Can You Spare Five Minutes to Secure for $900 Million for Our State and Country’s Parks and Natural Areas?
By George Dusenbury, Executive Director for The Trust for Public Land in Georgia
Think about how much your local parks, our region’s trails and our state’s natural areas enrich your life. Do you value them enough to spend five minutes of your time to ensure their future?
For the past 40 years, our country’s most significant source of federal funding for parks, natural areas and cultural sites, the Land and Water Conservation Fund (LWCF), has been whittled down. Congress established LWCF in 1964 to protect important land, water and cultural heritage. Each year, $900 million (primarily revenue from offshore federal oil and gas leases– not taxes), is set aside for LWCF. But Congress determines how much will be spent preserving land and protecting water each year, and since 1978, roughly half of LWCF has been spent for other purposes.
The Trust for Public Land and many other organizations have worked for years to compel Congress to direct all LWCF funds to their intended purpose. Poorly planned development, growing cities and increasing demands on natural resources mean that it is more important than ever to fully fund LWCF. But we can’t do it alone. The time is now for you to speak up for the parks, trails and natural areas you love.

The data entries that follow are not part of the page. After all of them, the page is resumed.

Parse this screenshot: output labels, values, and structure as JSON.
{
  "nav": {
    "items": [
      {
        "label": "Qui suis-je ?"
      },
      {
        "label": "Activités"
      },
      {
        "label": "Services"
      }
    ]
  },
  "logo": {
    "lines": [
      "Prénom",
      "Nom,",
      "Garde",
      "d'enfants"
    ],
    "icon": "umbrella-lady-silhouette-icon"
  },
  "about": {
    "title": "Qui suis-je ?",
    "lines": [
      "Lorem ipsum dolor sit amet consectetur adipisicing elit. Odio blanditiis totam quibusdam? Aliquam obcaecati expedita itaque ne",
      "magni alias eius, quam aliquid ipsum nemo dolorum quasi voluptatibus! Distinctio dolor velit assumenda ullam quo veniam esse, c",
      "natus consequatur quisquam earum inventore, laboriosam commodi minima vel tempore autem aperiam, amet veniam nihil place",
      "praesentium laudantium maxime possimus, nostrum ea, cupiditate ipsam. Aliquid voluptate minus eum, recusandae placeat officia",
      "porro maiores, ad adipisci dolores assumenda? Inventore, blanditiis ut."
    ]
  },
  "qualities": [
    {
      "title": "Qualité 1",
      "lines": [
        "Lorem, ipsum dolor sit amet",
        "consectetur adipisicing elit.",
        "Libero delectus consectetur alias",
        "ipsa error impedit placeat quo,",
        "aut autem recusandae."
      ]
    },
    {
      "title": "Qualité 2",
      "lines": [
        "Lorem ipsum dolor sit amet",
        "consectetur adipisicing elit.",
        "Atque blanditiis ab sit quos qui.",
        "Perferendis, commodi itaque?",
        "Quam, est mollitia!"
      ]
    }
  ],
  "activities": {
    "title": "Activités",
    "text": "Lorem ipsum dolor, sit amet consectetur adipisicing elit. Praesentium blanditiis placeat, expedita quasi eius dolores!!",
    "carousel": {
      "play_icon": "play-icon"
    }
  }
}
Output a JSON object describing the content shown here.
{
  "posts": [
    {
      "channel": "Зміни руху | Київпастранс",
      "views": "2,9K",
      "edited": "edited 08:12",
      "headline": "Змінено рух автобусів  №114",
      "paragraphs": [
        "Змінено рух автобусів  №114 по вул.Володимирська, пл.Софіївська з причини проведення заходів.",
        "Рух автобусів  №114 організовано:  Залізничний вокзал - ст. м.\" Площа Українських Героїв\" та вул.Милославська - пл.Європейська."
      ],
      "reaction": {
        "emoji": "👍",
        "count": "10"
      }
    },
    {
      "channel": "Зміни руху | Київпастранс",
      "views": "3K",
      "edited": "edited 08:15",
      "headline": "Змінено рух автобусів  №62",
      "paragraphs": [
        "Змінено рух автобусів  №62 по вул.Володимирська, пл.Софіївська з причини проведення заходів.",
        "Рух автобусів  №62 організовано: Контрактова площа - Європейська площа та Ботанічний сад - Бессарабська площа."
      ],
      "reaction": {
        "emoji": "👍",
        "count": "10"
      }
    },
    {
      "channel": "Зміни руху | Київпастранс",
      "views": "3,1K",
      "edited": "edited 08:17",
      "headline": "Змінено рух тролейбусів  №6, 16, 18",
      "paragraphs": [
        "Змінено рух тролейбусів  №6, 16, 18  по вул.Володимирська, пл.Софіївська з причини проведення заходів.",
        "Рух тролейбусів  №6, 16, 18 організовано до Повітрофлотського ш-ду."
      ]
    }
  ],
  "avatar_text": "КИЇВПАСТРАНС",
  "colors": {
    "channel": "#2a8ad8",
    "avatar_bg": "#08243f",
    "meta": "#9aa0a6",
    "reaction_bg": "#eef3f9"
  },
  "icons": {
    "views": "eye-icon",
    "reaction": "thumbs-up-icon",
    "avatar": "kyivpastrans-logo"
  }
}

In September of this year, Congress let LWCF expire. Every day that passes with no LWCF means less money for conservation. If Congress does not renew LWCF in the waning days of 2018, the process of reinstating this critical federal funding will have to begin again.
Fortunately, LWCF enjoys bipartisan support, and many members of Congress have signed on as sponsors of S. 569, legislation that would allocate the full $900 million in LWCF for its intended purpose. And while S. 569 was voted out of committee to the floor of the Senate, the calendar is not on our side. Congress is currently in session, but the list of issues in front of our legislators is long. Please take action now: contact Georgia’s senators Johnny Isakson and David Perdue today and urge them to join the bipartisan list of Senators sponsoring S. 569.
Our Senators’ support is essential to having the plentiful parks and easy access to outdoor recreation to meet the needs of a growing population–supporting a $27 billion outdoor recreation industry in our state. Studies show that people with access to parks are more apt to exercise, and spending time in nature reduces stress, lowers blood pressure and combats depression. Parks reduce flooding, filter pollutants from rainwater and provide critical habitat for wildlife.
Preserving our land and waterways requires significant investment. The LWCF has provided more than $40 million to help acquire 27 properties totaling more than 800 acres within the Chattahoochee River National Recreation Area alone. As The Trust for Public Land and our partners work to expand protected land along the Chattahoochee while improving access through expanded trails and enhanced recreational opportunities, LWCF dollars will be essential.
Federal, state, local and philanthropic funding sources are all leveraged off of each other to create, expand and care for parks. Just last week, 83 percent of Georgia voters said “YES” to the Georgia Outdoor Stewardship Amendment, creating our state’s first dedicated funding for land preservation. Without LWCF funding, the opportunity to leverage the funds generated by the Amendment will be diminished, potentially reducing its impact over the long-term.
Let’s let Congress know we expect them to allocate all Land and Water Conservation Fund dollars for their intended purpose. There is so much at stake: thousands of acres of Georgia open space are lost to development every year. To support our region’s continued growth and the health and happiness of all Georgians, please take that five minutes—right now—to ask senators Isakson and Perdue to cosponsor S. 568. Urge them to represent Georgia’s values and continue the Land and Water Conservation Fund.
Photo: The National Park Service is using LWCF funds to add the Drowning Rock parcel (pictured) to the Chattahoochee River National Recreation Area.